[Saved entries]
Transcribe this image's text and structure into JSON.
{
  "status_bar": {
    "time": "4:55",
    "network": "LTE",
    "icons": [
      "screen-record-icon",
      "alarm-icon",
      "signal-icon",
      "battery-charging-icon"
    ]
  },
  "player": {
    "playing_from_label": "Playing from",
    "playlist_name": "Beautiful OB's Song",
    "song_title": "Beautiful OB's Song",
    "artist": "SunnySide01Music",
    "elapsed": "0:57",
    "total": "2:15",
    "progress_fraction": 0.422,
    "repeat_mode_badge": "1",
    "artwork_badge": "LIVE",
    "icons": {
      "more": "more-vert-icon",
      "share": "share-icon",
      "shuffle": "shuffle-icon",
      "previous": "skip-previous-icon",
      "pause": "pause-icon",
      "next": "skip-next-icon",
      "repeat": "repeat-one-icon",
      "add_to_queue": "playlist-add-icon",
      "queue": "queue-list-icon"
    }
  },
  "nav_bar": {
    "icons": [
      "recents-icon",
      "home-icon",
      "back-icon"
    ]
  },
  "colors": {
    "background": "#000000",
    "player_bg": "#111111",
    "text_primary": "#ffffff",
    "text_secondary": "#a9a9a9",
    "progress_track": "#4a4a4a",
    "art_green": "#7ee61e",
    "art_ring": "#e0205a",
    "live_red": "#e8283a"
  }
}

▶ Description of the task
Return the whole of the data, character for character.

▶ Response to this exercise
Transcribe this image's text and structure into JSON.
{
  "status_bar": {
    "time": "4:55",
    "network": "LTE",
    "icons": [
      "screen-record-icon",
      "alarm-icon",
      "signal-icon",
      "battery-charging-icon"
    ]
  },
  "player": {
    "playing_from_label": "Playing from",
    "playlist_name": "Beautiful OB's Song",
    "song_title": "Beautiful OB's Song",
    "artist": "SunnySide01Music",
    "elapsed": "0:57",
    "total": "2:15",
    "progress_fraction": 0.422,
    "repeat_mode_badge": "1",
    "artwork_badge": "LIVE",
    "icons": {
      "more": "more-vert-icon",
      "share": "share-icon",
      "shuffle": "shuffle-icon",
      "previous": "skip-previous-icon",
      "pause": "pause-icon",
      "next": "skip-next-icon",
      "repeat": "repeat-one-icon",
      "add_to_queue": "playlist-add-icon",
      "queue": "queue-list-icon"
    }
  },
  "nav_bar": {
    "icons": [
      "recents-icon",
      "home-icon",
      "back-icon"
    ]
  },
  "colors": {
    "background": "#000000",
    "player_bg": "#111111",
    "text_primary": "#ffffff",
    "text_secondary": "#a9a9a9",
    "progress_track": "#4a4a4a",
    "art_green": "#7ee61e",
    "art_ring": "#e0205a",
    "live_red": "#e8283a"
  }
}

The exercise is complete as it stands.